REQUIRED ACTION. Report back every line from the entries below in which the word "title" occurs.

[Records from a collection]
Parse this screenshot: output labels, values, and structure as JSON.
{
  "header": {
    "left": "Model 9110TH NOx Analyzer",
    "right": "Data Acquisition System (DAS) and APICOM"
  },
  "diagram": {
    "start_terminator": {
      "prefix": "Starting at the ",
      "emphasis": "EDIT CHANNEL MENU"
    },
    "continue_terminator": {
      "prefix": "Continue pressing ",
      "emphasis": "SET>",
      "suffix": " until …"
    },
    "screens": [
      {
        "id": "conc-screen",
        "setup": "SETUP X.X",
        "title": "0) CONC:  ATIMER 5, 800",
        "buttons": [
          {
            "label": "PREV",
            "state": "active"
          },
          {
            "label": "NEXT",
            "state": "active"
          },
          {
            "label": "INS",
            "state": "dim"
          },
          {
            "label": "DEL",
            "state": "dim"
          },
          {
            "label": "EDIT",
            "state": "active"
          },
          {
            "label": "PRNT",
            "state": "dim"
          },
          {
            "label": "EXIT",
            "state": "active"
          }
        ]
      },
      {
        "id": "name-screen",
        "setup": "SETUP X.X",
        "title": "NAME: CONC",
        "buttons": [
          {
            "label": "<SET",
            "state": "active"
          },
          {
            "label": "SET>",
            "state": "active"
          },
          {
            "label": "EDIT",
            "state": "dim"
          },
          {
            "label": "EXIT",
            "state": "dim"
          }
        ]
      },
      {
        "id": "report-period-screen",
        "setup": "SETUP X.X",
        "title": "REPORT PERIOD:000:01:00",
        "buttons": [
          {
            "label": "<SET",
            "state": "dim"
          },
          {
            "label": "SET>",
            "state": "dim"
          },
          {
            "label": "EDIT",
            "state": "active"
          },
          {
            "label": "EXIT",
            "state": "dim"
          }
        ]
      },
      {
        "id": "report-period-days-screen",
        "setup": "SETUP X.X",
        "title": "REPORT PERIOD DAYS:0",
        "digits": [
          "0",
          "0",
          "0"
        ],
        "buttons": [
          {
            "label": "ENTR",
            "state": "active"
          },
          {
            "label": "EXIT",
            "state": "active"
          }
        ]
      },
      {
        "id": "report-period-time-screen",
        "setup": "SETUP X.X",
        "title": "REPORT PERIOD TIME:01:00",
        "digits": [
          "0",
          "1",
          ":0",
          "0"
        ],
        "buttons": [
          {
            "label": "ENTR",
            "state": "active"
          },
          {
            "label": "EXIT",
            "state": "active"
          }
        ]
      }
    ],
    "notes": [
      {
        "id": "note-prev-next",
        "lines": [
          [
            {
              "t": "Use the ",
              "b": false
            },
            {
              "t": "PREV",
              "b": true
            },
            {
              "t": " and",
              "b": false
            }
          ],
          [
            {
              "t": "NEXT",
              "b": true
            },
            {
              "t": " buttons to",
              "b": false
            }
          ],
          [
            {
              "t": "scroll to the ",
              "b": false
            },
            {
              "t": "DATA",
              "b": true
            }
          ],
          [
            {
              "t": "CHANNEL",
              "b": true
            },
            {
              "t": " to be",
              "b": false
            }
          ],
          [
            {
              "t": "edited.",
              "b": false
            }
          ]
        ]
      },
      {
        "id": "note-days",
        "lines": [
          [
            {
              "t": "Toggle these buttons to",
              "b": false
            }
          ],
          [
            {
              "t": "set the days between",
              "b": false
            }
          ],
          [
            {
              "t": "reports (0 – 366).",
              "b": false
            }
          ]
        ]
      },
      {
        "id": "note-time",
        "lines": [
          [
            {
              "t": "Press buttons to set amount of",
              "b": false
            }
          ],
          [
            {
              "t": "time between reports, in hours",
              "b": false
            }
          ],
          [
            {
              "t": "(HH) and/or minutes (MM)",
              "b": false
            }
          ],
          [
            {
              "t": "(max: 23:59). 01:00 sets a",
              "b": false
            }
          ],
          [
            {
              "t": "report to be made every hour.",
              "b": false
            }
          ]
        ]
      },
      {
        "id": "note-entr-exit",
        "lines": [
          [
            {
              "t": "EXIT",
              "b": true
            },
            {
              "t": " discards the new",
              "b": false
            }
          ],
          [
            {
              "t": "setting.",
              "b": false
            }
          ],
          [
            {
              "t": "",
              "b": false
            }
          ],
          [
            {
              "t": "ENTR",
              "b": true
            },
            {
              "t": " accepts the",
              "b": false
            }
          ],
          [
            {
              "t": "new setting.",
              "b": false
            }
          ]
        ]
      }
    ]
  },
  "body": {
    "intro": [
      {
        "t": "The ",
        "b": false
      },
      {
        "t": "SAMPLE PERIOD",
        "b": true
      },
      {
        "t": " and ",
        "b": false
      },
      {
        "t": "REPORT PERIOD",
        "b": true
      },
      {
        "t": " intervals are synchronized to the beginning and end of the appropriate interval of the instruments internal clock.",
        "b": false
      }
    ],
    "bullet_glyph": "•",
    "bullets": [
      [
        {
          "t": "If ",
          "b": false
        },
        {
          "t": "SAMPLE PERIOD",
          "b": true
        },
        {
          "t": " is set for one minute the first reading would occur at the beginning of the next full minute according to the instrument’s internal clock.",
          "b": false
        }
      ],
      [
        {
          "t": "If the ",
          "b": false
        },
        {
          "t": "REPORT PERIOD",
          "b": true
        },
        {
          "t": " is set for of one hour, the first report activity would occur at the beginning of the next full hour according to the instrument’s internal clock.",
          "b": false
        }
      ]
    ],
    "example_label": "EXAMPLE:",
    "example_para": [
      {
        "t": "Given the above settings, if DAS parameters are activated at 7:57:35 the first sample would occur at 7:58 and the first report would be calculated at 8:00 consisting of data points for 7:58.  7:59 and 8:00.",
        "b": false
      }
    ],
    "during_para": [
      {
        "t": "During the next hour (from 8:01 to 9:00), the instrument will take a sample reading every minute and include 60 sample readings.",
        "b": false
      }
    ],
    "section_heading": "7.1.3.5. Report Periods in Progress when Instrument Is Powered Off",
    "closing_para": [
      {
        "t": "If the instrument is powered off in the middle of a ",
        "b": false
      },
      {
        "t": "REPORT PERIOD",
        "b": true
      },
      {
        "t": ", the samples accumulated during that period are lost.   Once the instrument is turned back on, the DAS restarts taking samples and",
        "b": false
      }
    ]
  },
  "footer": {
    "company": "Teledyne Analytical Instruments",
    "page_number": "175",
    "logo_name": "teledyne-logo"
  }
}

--

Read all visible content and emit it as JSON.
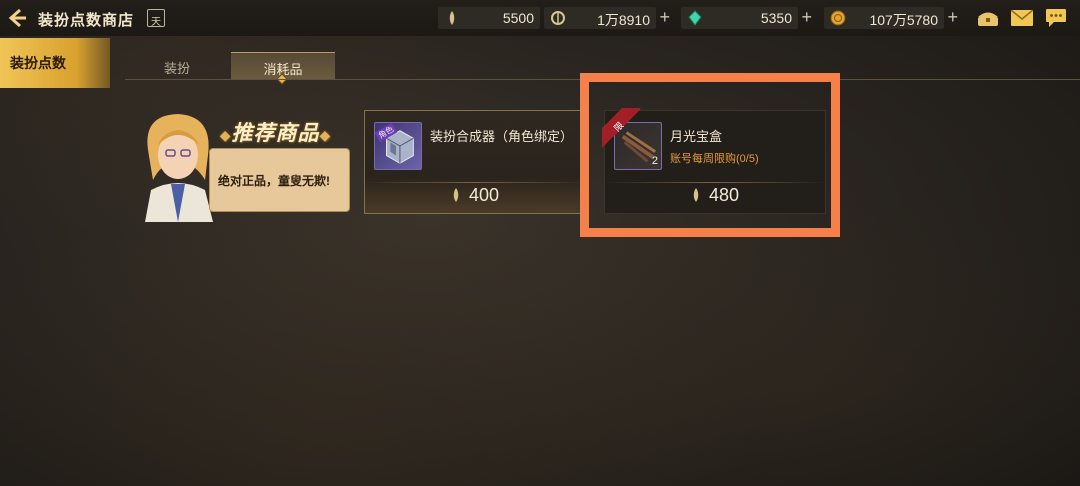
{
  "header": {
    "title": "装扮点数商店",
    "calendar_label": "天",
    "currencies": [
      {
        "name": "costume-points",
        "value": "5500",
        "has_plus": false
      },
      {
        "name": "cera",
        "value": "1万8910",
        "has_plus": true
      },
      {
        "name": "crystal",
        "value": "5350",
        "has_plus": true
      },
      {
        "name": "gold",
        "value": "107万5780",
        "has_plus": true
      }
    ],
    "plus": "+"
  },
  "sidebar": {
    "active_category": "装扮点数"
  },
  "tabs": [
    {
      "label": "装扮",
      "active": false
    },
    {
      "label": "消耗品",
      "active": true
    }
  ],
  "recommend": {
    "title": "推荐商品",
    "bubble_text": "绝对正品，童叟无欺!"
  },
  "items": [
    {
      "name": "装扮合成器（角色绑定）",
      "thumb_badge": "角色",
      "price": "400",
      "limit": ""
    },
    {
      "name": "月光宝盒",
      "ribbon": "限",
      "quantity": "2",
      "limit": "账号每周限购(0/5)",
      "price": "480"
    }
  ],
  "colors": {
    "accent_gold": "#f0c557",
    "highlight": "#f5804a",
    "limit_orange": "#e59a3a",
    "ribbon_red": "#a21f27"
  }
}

COMPLETED TASK.
        "title": "0) CONC:  ATIMER 5, 800",
        "title": "NAME: CONC",
        "title": "REPORT PERIOD:000:01:00",
        "title": "REPORT PERIOD DAYS:0",
        "title": "REPORT PERIOD TIME:01:00",
    "title": "装扮点数商店",
    "title": "推荐商品",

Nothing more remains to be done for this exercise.